### Exercise details
Where the string "title" appears in a line of the data, show that line.

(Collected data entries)
────────────────────
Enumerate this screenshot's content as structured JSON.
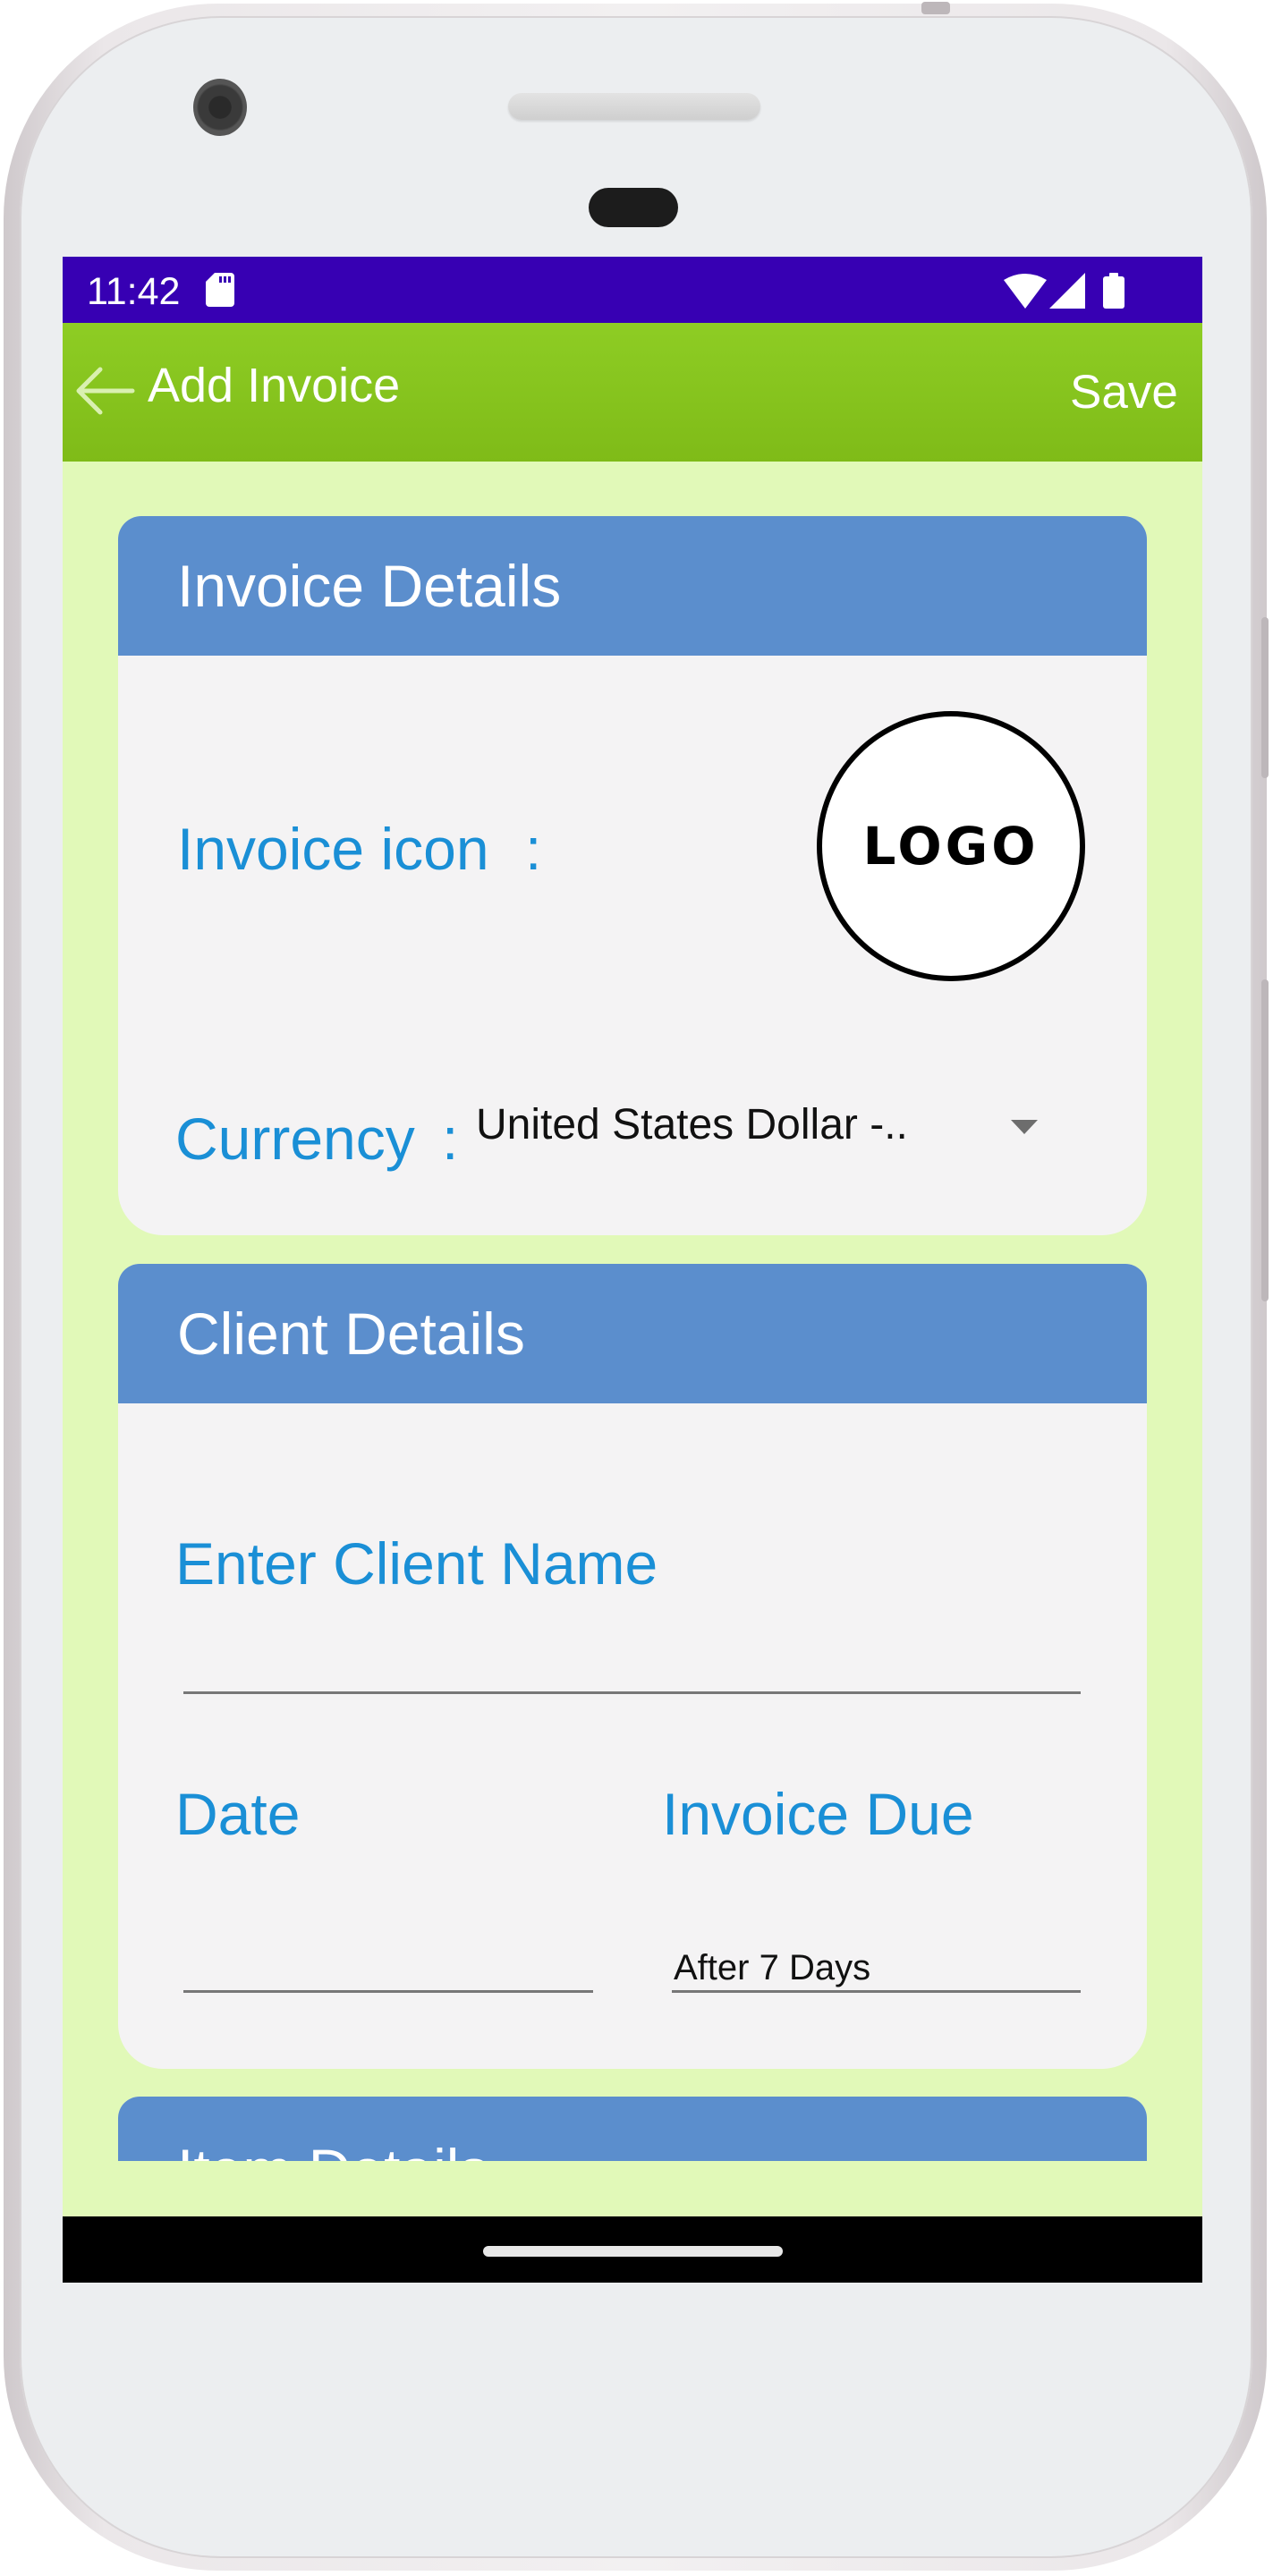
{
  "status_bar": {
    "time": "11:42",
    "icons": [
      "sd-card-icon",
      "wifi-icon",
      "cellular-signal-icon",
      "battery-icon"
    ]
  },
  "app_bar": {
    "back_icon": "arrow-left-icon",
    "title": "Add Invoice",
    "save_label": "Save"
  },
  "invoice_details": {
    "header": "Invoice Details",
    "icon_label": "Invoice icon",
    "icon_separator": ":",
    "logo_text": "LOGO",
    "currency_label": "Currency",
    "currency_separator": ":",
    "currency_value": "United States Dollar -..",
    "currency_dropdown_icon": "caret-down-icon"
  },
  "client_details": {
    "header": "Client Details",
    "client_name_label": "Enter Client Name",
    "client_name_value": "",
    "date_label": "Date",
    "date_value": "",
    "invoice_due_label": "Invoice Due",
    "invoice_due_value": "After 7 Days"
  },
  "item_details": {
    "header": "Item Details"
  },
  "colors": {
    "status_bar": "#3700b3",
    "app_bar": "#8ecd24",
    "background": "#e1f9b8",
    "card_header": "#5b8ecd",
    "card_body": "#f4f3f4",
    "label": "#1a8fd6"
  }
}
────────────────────
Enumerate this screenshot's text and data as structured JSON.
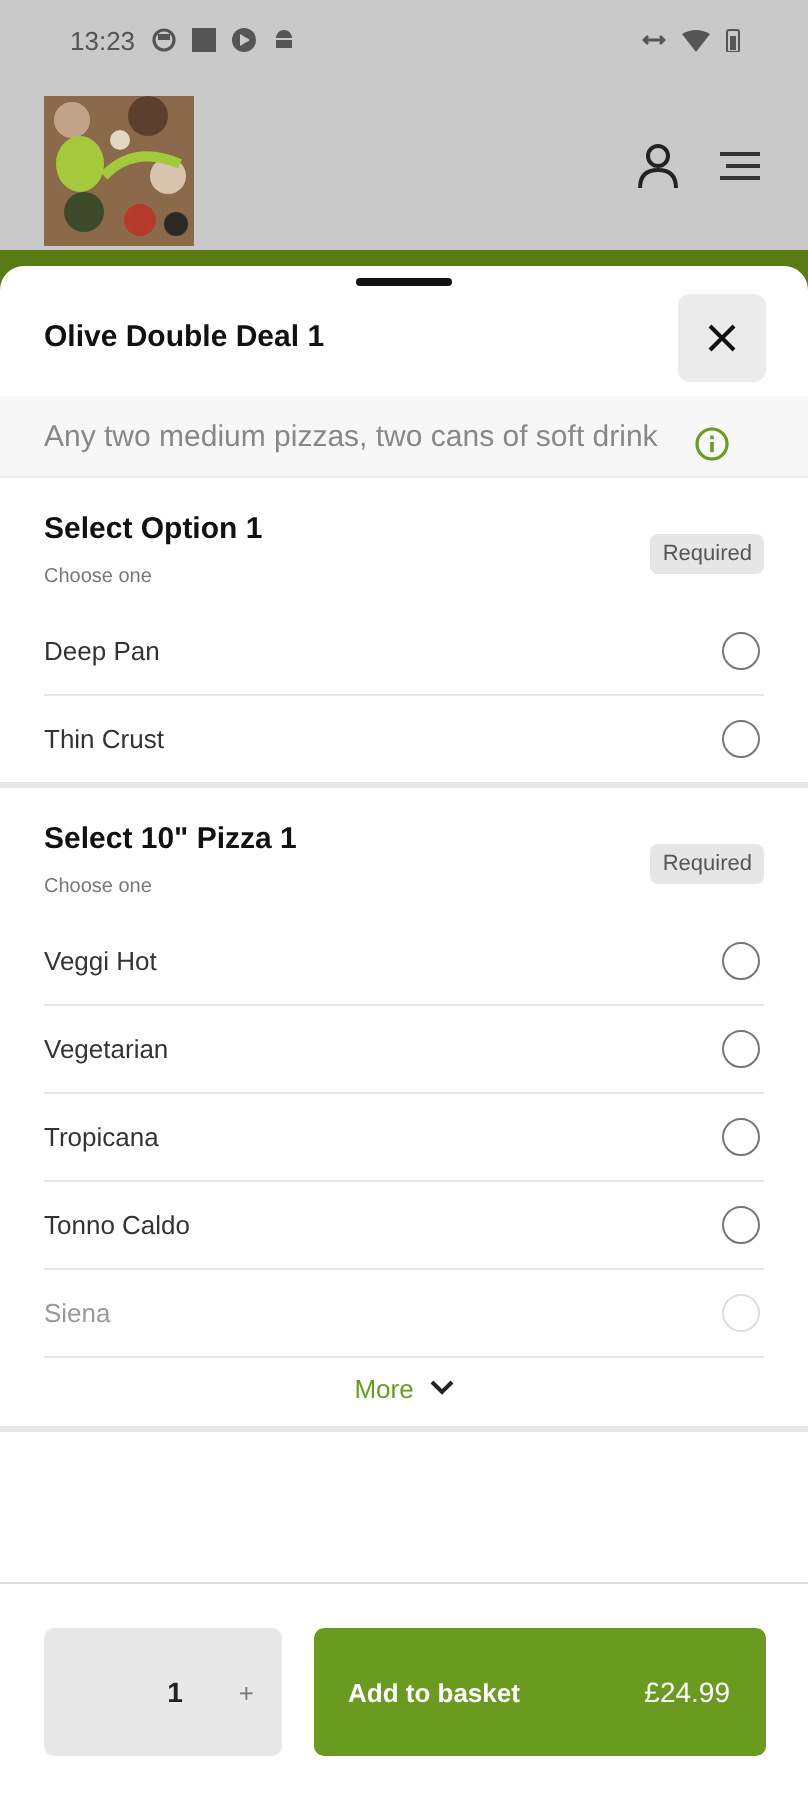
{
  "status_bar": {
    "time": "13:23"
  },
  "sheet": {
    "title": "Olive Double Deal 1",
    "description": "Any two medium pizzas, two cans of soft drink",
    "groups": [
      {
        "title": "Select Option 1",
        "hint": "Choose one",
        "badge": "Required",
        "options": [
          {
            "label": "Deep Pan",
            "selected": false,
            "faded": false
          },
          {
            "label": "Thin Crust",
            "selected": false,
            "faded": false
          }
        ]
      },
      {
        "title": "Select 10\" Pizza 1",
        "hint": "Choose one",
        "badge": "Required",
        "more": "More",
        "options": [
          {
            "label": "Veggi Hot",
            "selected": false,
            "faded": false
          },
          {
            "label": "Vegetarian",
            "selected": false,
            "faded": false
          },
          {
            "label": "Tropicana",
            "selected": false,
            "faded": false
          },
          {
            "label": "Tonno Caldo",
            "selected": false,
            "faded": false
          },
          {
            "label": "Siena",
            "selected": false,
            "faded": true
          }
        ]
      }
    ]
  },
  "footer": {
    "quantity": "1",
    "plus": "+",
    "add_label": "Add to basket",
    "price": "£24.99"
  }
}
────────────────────
### Exercise output
    "title": "Add Invoice",
    "title": "Olive Double Deal 1",
        "title": "Select Option 1",
        "title": "Select 10\" Pizza 1",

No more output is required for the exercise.